Brief –
Go over the entries and report the lines where the word "time" occurs.

Supplied records –
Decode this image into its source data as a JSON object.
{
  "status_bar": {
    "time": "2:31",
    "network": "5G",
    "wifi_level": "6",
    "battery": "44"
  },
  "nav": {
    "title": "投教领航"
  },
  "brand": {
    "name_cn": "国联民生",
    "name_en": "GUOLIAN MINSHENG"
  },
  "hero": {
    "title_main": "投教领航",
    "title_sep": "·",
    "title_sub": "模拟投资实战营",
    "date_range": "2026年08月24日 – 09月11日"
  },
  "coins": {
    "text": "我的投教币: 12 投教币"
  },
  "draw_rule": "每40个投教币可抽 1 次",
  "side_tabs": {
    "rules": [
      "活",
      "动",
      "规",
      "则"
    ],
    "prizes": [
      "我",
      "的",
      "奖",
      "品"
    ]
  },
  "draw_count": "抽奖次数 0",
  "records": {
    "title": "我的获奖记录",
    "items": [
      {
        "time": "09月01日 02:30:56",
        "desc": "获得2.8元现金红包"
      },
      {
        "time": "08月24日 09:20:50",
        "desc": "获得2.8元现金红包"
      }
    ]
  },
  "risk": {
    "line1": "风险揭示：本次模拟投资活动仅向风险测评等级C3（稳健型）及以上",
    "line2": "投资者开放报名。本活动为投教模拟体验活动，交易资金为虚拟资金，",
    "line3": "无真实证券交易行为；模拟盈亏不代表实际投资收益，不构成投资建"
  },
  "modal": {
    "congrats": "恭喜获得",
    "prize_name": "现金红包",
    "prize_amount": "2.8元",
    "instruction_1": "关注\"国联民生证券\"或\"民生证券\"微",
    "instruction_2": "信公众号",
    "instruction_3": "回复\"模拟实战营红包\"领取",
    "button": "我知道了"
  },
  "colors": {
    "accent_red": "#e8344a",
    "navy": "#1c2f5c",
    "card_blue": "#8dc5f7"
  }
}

Reply –
    "time": "2:31",
        "time": "09月01日 02:30:56",
        "time": "08月24日 09:20:50",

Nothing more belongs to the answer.